Work item
The lines needed are those below that contain the word "digital"; copy each one.

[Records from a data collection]
◇ ◇ ◇ ◇
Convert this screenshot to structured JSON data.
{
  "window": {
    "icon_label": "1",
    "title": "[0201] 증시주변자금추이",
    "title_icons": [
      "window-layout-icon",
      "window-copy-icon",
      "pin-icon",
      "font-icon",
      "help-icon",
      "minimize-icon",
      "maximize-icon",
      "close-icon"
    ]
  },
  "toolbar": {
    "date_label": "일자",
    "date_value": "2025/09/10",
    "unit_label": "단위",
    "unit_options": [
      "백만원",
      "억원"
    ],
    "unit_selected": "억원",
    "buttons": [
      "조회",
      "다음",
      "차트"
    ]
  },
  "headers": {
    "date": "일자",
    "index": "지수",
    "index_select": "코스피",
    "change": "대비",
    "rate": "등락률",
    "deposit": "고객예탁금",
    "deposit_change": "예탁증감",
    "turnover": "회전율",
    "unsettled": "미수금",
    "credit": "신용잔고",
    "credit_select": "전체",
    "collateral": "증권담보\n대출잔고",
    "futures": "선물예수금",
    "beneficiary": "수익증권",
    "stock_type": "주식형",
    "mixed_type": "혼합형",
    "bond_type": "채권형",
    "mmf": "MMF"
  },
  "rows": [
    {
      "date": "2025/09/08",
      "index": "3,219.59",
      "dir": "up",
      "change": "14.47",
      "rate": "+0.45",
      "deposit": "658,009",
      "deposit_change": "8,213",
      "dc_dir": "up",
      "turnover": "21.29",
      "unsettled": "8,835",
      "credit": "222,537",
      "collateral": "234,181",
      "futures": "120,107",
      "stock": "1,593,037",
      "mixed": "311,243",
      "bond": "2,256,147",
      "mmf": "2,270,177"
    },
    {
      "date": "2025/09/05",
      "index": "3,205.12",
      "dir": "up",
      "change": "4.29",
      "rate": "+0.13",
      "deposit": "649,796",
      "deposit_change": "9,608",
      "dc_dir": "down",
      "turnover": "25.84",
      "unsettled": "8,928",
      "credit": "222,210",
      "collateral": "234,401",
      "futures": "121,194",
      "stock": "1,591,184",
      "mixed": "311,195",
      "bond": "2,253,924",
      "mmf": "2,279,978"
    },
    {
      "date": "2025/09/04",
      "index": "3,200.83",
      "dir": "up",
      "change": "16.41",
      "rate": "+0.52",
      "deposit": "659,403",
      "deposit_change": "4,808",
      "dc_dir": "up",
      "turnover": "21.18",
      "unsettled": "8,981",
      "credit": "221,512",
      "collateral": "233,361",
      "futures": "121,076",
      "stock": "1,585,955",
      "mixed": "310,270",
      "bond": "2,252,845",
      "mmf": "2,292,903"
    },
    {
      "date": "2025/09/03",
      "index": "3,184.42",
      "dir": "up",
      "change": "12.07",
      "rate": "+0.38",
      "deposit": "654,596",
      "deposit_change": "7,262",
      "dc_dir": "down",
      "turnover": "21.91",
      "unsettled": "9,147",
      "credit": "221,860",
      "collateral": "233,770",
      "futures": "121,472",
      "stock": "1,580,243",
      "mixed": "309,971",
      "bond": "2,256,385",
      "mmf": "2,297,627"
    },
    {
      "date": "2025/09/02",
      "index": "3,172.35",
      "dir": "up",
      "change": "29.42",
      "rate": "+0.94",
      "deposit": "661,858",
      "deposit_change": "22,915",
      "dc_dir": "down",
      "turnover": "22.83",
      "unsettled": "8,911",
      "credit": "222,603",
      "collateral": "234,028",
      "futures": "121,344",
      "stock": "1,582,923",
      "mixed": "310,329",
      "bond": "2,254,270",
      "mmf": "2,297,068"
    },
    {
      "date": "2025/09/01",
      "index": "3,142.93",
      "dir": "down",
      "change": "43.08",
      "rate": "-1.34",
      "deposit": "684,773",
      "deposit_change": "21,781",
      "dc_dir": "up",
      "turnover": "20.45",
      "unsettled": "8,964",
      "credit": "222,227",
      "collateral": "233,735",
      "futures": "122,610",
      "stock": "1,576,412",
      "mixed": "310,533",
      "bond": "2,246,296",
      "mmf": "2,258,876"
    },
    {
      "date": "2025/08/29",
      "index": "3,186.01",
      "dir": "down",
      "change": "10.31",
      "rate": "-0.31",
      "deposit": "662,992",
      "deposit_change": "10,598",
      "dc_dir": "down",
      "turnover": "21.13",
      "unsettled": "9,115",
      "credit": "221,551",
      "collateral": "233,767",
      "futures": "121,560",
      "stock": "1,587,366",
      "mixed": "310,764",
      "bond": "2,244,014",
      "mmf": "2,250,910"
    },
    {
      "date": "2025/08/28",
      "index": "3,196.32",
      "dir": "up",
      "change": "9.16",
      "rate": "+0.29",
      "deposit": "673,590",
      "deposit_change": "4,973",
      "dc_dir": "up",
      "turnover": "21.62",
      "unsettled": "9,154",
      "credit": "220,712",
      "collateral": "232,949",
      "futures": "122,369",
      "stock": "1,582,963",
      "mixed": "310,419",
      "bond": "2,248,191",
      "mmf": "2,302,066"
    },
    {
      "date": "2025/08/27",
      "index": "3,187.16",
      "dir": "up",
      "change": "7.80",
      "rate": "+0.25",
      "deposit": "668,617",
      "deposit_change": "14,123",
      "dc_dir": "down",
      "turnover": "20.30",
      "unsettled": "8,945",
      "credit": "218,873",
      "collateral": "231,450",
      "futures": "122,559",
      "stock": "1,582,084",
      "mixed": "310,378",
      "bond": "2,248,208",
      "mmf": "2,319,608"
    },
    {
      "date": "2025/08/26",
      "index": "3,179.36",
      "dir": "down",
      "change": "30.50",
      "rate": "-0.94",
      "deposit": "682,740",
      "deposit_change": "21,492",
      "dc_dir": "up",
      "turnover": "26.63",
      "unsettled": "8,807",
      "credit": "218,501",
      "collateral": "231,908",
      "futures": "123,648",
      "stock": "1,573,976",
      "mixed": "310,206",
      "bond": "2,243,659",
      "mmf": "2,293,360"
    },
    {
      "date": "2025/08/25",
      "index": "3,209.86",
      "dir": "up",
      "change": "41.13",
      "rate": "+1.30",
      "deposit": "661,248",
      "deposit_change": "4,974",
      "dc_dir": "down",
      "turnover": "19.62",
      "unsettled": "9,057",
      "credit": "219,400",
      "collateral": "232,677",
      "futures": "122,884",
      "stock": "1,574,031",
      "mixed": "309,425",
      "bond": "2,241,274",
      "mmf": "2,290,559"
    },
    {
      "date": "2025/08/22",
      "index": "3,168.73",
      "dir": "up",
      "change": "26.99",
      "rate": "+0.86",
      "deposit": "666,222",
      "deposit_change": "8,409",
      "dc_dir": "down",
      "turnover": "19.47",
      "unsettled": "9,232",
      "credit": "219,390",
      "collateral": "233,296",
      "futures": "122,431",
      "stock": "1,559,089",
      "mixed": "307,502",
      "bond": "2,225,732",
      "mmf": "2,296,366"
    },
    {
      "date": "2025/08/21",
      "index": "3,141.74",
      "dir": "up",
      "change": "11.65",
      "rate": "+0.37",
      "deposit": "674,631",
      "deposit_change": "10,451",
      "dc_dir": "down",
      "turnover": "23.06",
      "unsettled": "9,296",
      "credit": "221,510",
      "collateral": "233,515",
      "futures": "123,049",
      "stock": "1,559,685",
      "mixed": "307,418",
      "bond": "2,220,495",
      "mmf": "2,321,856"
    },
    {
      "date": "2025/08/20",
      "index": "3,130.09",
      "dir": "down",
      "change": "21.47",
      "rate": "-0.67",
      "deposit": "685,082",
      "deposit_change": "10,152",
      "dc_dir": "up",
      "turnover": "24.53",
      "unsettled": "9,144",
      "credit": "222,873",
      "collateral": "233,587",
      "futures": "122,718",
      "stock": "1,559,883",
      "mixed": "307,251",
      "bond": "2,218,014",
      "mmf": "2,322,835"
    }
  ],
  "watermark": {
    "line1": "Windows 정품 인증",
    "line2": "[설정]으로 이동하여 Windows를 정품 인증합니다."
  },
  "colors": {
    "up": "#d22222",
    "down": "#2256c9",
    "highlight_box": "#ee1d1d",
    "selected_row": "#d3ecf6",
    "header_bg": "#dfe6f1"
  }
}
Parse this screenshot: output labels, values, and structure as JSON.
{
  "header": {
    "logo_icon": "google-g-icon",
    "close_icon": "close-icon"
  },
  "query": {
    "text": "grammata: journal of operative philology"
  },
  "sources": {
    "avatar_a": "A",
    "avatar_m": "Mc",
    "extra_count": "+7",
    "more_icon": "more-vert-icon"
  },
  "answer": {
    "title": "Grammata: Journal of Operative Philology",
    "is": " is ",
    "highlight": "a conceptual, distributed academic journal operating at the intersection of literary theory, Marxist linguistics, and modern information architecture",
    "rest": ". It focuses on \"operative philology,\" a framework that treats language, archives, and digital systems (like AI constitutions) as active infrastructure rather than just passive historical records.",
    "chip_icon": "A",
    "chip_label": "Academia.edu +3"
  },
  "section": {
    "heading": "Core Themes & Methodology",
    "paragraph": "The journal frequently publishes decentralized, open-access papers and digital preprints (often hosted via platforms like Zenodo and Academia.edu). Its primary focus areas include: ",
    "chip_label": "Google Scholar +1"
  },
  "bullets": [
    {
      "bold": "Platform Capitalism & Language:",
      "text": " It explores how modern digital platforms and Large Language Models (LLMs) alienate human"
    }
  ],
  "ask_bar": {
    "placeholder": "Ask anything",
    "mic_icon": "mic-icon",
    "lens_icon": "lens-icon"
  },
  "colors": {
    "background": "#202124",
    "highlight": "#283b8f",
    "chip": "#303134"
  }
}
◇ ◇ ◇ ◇
Solution to the exercise
    "rest": ". It focuses on \"operative philology,\" a framework that treats language, archives, and digital systems (like AI constitutions) as active infrastructure rather than just passive historical records.",
    "paragraph": "The journal frequently publishes decentralized, open-access papers and digital preprints (often hosted via platforms like Zenodo and Academia.edu). Its primary focus areas include: ",
      "text": " It explores how modern digital platforms and Large Language Models (LLMs) alienate human"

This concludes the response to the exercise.